[GIVEN RECORDS]

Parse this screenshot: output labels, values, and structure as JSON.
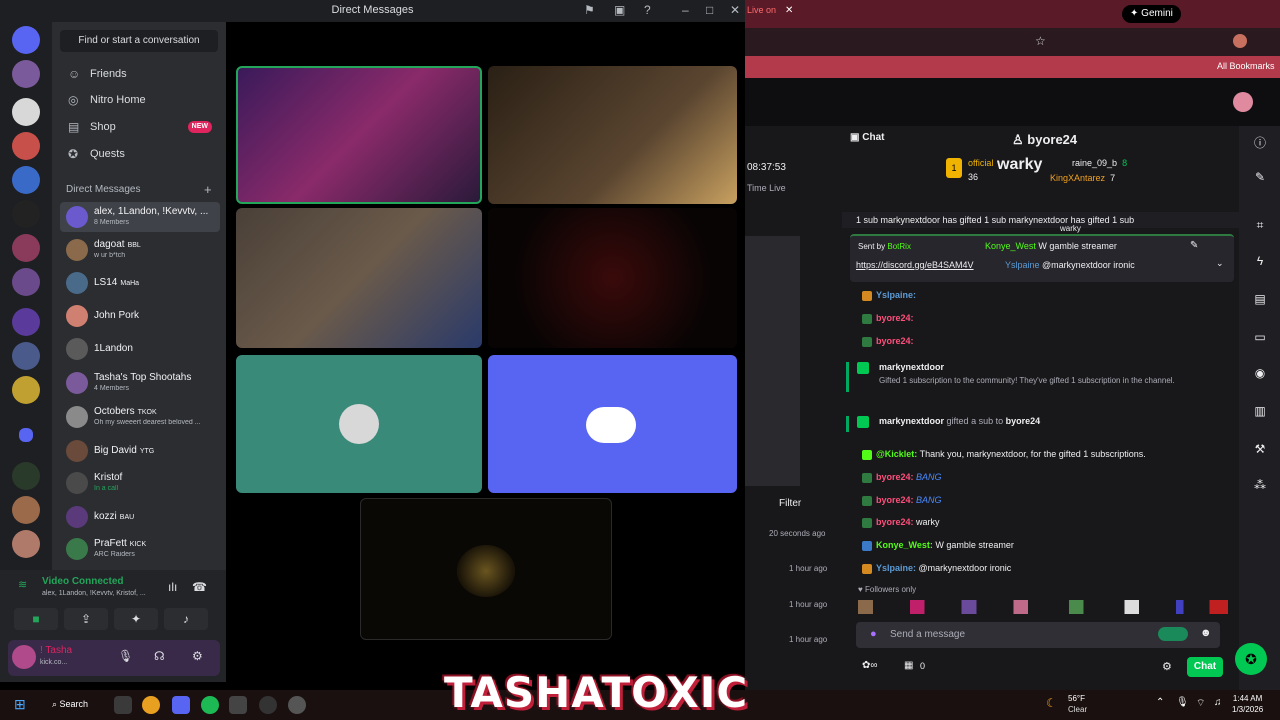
{
  "discord": {
    "window_title": "Direct Messages",
    "find_placeholder": "Find or start a conversation",
    "nav": [
      {
        "label": "Friends"
      },
      {
        "label": "Nitro Home"
      },
      {
        "label": "Shop",
        "badge": "NEW"
      },
      {
        "label": "Quests"
      }
    ],
    "dm_header": "Direct Messages",
    "dms": [
      {
        "name": "alex, 1Landon, !Kevvtv, ...",
        "sub": "8 Members",
        "color": "#6a5acd"
      },
      {
        "name": "dagoat",
        "tag": "BBL",
        "sub": "w ur b*tch",
        "color": "#8a6a4a"
      },
      {
        "name": "LS14",
        "tag": "MaHa",
        "sub": "",
        "color": "#4a6a8a"
      },
      {
        "name": "John Pork",
        "tag": "",
        "sub": "",
        "color": "#d08070"
      },
      {
        "name": "1Landon",
        "tag": "",
        "sub": "",
        "color": "#5a5a5a"
      },
      {
        "name": "Tasha's Top Shootahs",
        "sub": "4 Members",
        "color": "#7a5a9a"
      },
      {
        "name": "Octobers",
        "tag": "TKOK",
        "sub": "Oh my sweeert dearest beloved ...",
        "color": "#8a8a8a"
      },
      {
        "name": "Big David",
        "tag": "YTG",
        "sub": "",
        "color": "#6a4a3a"
      },
      {
        "name": "Kristof",
        "sub": "In a call",
        "color": "#4a4a4a"
      },
      {
        "name": "kozzi",
        "tag": "BAU",
        "sub": "",
        "color": "#5a3a7a"
      },
      {
        "name": "PraFett",
        "tag": "KICK",
        "sub": "ARC Raiders",
        "color": "#3a7a4a"
      }
    ],
    "voice": {
      "status": "Video Connected",
      "members": "alex, 1Landon, !Kevvtv, Kristof, ..."
    },
    "user": {
      "name": "! Tasha",
      "sub": "kick.co..."
    }
  },
  "browser": {
    "gemini_label": "Gemini",
    "live_label": "Live on",
    "bookmarks_label": "All Bookmarks"
  },
  "twitch": {
    "chat_label": "Chat",
    "channel_user": "byore24",
    "left_time": "08:37:53",
    "left_live": "Time Live",
    "filter_label": "Filter",
    "ago": [
      "20 seconds ago",
      "1 hour ago",
      "1 hour ago",
      "1 hour ago"
    ],
    "leaderboard": [
      {
        "name": "raine_09_b",
        "count": "8"
      },
      {
        "name": "KingXAntarez",
        "count": "7"
      }
    ],
    "hype_banner": "1 sub   markynextdoor has gifted 1 sub   markynextdoor has gifted 1 sub",
    "pinned": {
      "sent_by": "Sent by",
      "bot": "BotRix",
      "link": "https://discord.gg/eB4SAM4V",
      "warky": "warky",
      "m1_user": "Konye_West",
      "m1_text": "W gamble streamer",
      "m2_user": "Yslpaine",
      "m2_text": "@markynextdoor ironic"
    },
    "overlay_text": "warky",
    "top_user": "official",
    "top_count": "36",
    "messages_top": [
      {
        "user": "Yslpaine:",
        "text": "",
        "color": "#5b9bd5"
      },
      {
        "user": "byore24:",
        "text": "",
        "color": "#ff4f7b"
      },
      {
        "user": "byore24:",
        "text": "",
        "color": "#ff4f7b"
      }
    ],
    "gift1": {
      "user": "markynextdoor",
      "text": "Gifted 1 subscription to the community! They've gifted 1 subscription in the channel."
    },
    "gift2": {
      "user": "markynextdoor",
      "text": "gifted a sub to",
      "target": "byore24"
    },
    "messages": [
      {
        "user": "@Kicklet:",
        "text": "Thank you, markynextdoor, for the gifted 1 subscriptions.",
        "color": "#53fc18"
      },
      {
        "user": "byore24:",
        "text": "BANG",
        "color": "#ff4f7b"
      },
      {
        "user": "byore24:",
        "text": "BANG",
        "color": "#ff4f7b"
      },
      {
        "user": "byore24:",
        "text": "warky",
        "color": "#ff4f7b"
      },
      {
        "user": "Konye_West:",
        "text": "W gamble streamer",
        "color": "#53fc18"
      },
      {
        "user": "Yslpaine:",
        "text": "@markynextdoor ironic",
        "color": "#5b9bd5"
      }
    ],
    "followers_only": "Followers only",
    "send_placeholder": "Send a message",
    "points": "0",
    "chat_button": "Chat"
  },
  "brand": "TASHATOXIC",
  "taskbar": {
    "search": "Search",
    "weather_temp": "56°F",
    "weather_desc": "Clear",
    "time": "1:44 AM",
    "date": "1/3/2026"
  }
}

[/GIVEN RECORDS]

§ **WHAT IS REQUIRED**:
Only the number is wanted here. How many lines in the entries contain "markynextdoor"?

§ **REPLY**:
6